Many conservatives, though, just ignore the illogic of Giuliani's position and reassure themselves by emphasizing his oft stated promise to appoint strict constructionist judges to the Supreme Court. Bearing in mind the fact that even pro-life presidents like Ronald Reagan and George H.W. Bush appoint pro-abortion judges to the Court about half the time, it seems reasonable to wonder what percentage would be pro-life with a president who supports abortion. (On an unrelated note, his website cites Justices Scalia, Roberts, and Alito as his models of jurisprudential excellence. While all are good Justices, what about Clarence Thomas?)
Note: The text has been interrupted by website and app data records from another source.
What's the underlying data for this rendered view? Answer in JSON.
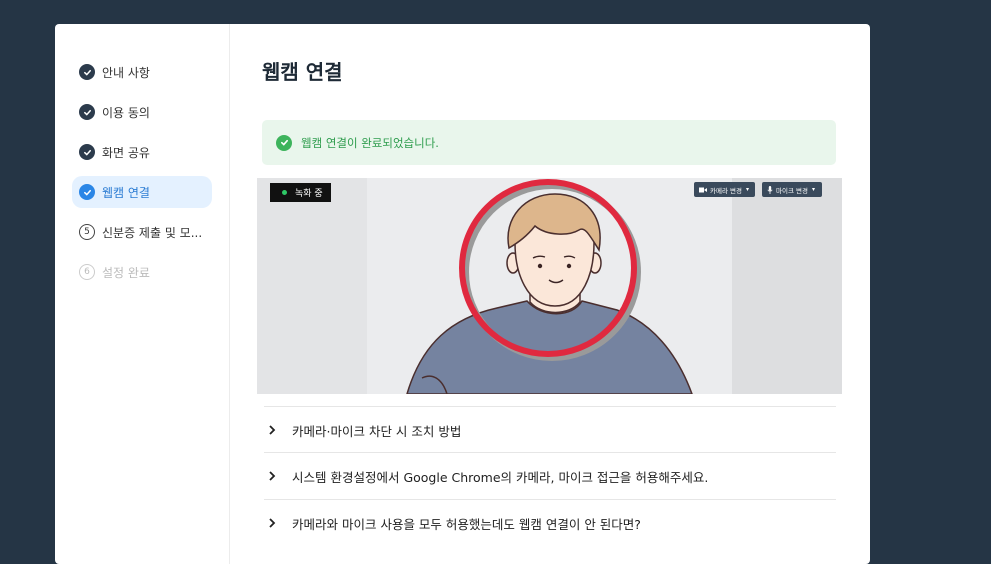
{
  "sidebar": {
    "steps": [
      {
        "label": "안내 사항",
        "state": "done"
      },
      {
        "label": "이용 동의",
        "state": "done"
      },
      {
        "label": "화면 공유",
        "state": "done"
      },
      {
        "label": "웹캠 연결",
        "state": "active"
      },
      {
        "label": "신분증 제출 및 모...",
        "state": "current",
        "number": "5"
      },
      {
        "label": "설정 완료",
        "state": "todo",
        "number": "6"
      }
    ]
  },
  "main": {
    "title": "웹캠 연결",
    "alert": "웹캠 연결이 완료되었습니다.",
    "video": {
      "recording_label": "녹화 중",
      "camera_button": "카메라 변경",
      "mic_button": "마이크 변경"
    },
    "faq": [
      "카메라·마이크 차단 시 조치 방법",
      "시스템 환경설정에서 Google Chrome의 카메라, 마이크 접근을 허용해주세요.",
      "카메라와 마이크 사용을 모두 허용했는데도 웹캠 연결이 안 된다면?"
    ]
  },
  "colors": {
    "background": "#253545",
    "active_step": "#2b86e6",
    "success": "#3db45c",
    "face_guide_ring": "#e0293f"
  }
}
Giuliani also proudly claims to have caused a dramatic upswing in New York City adoptions and subsequent reduction in abortions (when listening to Rudy talk, you get the impression that before he arrived, New York City was an unlivable hellhole that he single-handedly made into an urban paradise. That impression, unlike most impressions that politicians try to convey, is actually correct). He declare that he caused a 66 percent increase in adoptions, and that he will bring that same hunger for raising the adoption rate to the White House. The truth, however, is much less appealing. There was in fact an increase in adoptions, but after a spike midway through his term, they fell dramatically
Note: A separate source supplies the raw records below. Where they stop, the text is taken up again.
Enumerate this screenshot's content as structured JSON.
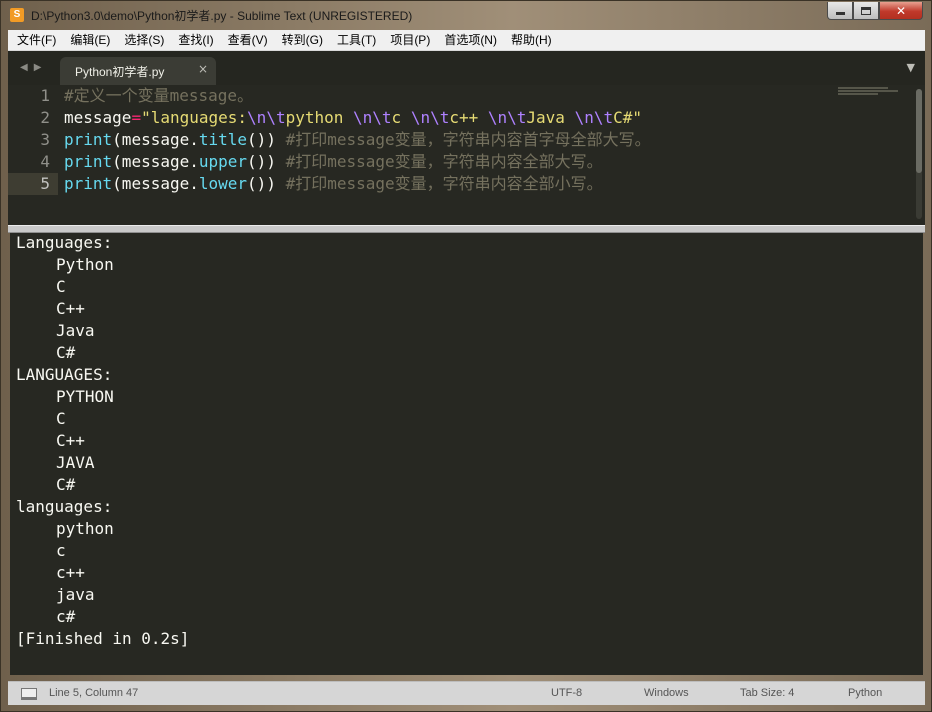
{
  "window": {
    "title": "D:\\Python3.0\\demo\\Python初学者.py - Sublime Text (UNREGISTERED)",
    "app_icon_letter": "S"
  },
  "menu": [
    "文件(F)",
    "编辑(E)",
    "选择(S)",
    "查找(I)",
    "查看(V)",
    "转到(G)",
    "工具(T)",
    "项目(P)",
    "首选项(N)",
    "帮助(H)"
  ],
  "tab": {
    "label": "Python初学者.py",
    "close": "×"
  },
  "editor": {
    "line_numbers": [
      "1",
      "2",
      "3",
      "4",
      "5"
    ],
    "lines": [
      [
        {
          "t": "#定义一个变量message。",
          "c": "cmt"
        }
      ],
      [
        {
          "t": "message",
          "c": ""
        },
        {
          "t": "=",
          "c": "op"
        },
        {
          "t": "\"languages:",
          "c": "str"
        },
        {
          "t": "\\n\\t",
          "c": "esc"
        },
        {
          "t": "python ",
          "c": "str"
        },
        {
          "t": "\\n\\t",
          "c": "esc"
        },
        {
          "t": "c ",
          "c": "str"
        },
        {
          "t": "\\n\\t",
          "c": "esc"
        },
        {
          "t": "c++ ",
          "c": "str"
        },
        {
          "t": "\\n\\t",
          "c": "esc"
        },
        {
          "t": "Java ",
          "c": "str"
        },
        {
          "t": "\\n\\t",
          "c": "esc"
        },
        {
          "t": "C#\"",
          "c": "str"
        }
      ],
      [
        {
          "t": "print",
          "c": "kw"
        },
        {
          "t": "(message.",
          "c": ""
        },
        {
          "t": "title",
          "c": "kw"
        },
        {
          "t": "()) ",
          "c": ""
        },
        {
          "t": "#打印message变量，字符串内容首字母全部大写。",
          "c": "cmt"
        }
      ],
      [
        {
          "t": "print",
          "c": "kw"
        },
        {
          "t": "(message.",
          "c": ""
        },
        {
          "t": "upper",
          "c": "kw"
        },
        {
          "t": "()) ",
          "c": ""
        },
        {
          "t": "#打印message变量，字符串内容全部大写。",
          "c": "cmt"
        }
      ],
      [
        {
          "t": "print",
          "c": "kw"
        },
        {
          "t": "(message.",
          "c": ""
        },
        {
          "t": "lower",
          "c": "kw"
        },
        {
          "t": "()) ",
          "c": ""
        },
        {
          "t": "#打印message变量，字符串内容全部小写。",
          "c": "cmt"
        }
      ]
    ]
  },
  "output": {
    "lines": [
      {
        "text": "Languages:",
        "indent": false
      },
      {
        "text": "Python",
        "indent": true
      },
      {
        "text": "C",
        "indent": true
      },
      {
        "text": "C++",
        "indent": true
      },
      {
        "text": "Java",
        "indent": true
      },
      {
        "text": "C#",
        "indent": true
      },
      {
        "text": "LANGUAGES:",
        "indent": false
      },
      {
        "text": "PYTHON",
        "indent": true
      },
      {
        "text": "C",
        "indent": true
      },
      {
        "text": "C++",
        "indent": true
      },
      {
        "text": "JAVA",
        "indent": true
      },
      {
        "text": "C#",
        "indent": true
      },
      {
        "text": "languages:",
        "indent": false
      },
      {
        "text": "python",
        "indent": true
      },
      {
        "text": "c",
        "indent": true
      },
      {
        "text": "c++",
        "indent": true
      },
      {
        "text": "java",
        "indent": true
      },
      {
        "text": "c#",
        "indent": true
      }
    ],
    "finished": "Finished in 0.2s"
  },
  "statusbar": {
    "position": "Line 5, Column 47",
    "encoding": "UTF-8",
    "line_endings": "Windows",
    "tab_size": "Tab Size: 4",
    "syntax": "Python"
  },
  "icons": {
    "app": "sublime-text-icon",
    "minimize": "minimize-icon",
    "maximize": "maximize-icon",
    "close": "close-icon",
    "nav_back": "chevron-left-icon",
    "nav_forward": "chevron-right-icon",
    "tab_dropdown": "chevron-down-icon",
    "panel_toggle": "panel-toggle-icon"
  }
}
. This makes one wonder why, if Giuliani is such an expert at raising the adoption rate, he couldn't keep steady for an extra three years.
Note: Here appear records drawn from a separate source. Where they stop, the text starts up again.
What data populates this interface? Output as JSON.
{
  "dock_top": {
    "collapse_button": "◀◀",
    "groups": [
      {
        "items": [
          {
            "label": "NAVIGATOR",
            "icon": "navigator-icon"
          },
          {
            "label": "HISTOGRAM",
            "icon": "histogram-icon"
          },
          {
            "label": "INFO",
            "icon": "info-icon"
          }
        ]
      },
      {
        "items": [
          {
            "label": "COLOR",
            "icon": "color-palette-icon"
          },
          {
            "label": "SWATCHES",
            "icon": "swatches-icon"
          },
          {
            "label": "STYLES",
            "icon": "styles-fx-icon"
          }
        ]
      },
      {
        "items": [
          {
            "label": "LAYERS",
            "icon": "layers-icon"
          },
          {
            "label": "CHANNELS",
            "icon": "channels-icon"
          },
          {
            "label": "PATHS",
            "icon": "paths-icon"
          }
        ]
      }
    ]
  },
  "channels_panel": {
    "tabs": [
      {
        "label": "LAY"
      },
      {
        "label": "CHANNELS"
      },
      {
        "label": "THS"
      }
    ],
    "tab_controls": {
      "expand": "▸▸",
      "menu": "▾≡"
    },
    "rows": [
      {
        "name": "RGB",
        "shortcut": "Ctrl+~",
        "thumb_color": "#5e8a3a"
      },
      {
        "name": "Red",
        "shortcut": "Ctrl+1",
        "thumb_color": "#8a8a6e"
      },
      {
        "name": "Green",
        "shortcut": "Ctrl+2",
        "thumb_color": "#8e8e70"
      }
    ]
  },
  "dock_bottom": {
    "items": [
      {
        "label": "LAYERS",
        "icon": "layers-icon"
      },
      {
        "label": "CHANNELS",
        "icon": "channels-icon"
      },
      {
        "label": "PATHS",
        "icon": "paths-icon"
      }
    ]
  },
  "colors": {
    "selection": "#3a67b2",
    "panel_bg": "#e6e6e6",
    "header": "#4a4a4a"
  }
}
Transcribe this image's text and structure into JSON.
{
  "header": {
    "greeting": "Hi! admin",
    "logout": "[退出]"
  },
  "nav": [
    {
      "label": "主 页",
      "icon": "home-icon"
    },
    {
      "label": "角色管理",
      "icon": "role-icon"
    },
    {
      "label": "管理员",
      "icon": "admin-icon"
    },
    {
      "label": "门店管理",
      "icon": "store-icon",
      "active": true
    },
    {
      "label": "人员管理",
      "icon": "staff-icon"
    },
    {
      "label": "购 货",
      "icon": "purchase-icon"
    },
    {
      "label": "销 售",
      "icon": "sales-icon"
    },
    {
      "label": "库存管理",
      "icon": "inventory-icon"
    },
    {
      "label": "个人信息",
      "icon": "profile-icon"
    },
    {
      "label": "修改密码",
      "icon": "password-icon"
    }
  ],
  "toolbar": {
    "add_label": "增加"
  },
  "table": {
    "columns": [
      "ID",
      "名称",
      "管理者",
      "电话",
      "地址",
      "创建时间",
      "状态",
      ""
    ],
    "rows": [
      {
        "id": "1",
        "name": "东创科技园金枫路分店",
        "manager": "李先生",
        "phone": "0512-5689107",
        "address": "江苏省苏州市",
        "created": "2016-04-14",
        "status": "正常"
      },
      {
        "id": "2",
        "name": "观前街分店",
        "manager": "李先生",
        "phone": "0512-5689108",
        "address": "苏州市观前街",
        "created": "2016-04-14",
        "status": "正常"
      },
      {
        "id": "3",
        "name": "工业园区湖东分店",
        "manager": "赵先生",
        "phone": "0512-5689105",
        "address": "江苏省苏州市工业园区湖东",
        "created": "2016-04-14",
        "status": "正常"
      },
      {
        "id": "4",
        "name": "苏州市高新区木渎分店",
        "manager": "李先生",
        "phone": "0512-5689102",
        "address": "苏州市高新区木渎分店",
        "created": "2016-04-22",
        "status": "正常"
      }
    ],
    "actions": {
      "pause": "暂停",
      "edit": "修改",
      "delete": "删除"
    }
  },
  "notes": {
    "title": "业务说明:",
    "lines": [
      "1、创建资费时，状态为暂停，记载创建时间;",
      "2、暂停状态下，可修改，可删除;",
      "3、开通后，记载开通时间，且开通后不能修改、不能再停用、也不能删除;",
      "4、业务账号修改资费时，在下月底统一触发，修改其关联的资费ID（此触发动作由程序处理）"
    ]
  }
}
Giuliani is also trying to reinvent himself on the issue of gay marriage. On his site, he proudly proclaims that "he does not - and has never - supported gay marriage". This isn't quite true. In 2004, he opposed
George Bush's proposed ban on gay marriage. He also extended New York City benefits to gay and lesbian couples. If these acts don't necessarily translate into a full-fledged support for the legalization of gay marriage, they do at least suggest that he may be too comfortable with the legitimization of homosexuality for many conservative voters.
While I don't want to seem like a sleazy tabloid reporter hunting up a scandal, it does seem like the fact that after his second divorce in 2000, he moved in
with a gay couple (while dating another woman) may illuminate at least part of his attitude towards homosexuality. Having very close gay friends doesn't necessarily make one part of the Rainbow Brigade, but it isn't exactly an automatic qualifier for the Moral Majority either.
The same applies to the gays rights parade he once marched in. Maybe he really is against gay marriage. But if so, he certainly has an odd way of showing it.
Rudy Giuliani may fail most miserably, from a conservative perspective, on the subject of gun control. On his website
, he explains his restrictive gun control measures as a natural result of his zeal to protect New Yorkers from the tsunami of violent crime engulfing their city. Since he is obviously quite good at fighting crime, I (and nearly all reasonable people) find little wrong with his stated position on gun control. There is, however, more to the story. (Can you detect a pattern here?) During his tenure of major of New York, Giuliani sued gun manufacturers
for among other things, making too many guns! The gun industry is "an industry which profits from the suffering of innocent people", according to the Giuliani lawsuit.
Rudy Giuliani's consistently supported repressive gun control measure during the Nineties. He supported Brady Handgun Violence Prevention Act
and the 1994 Federal Assault Weapons
Ban. He called for national gun registration
. When Congress was about to terminate an assault weapons ban, Rudy ran up to Washington to plead with them to keep it in force. It is clear that America's guns would not be safe in the event of a Giuliani presidency.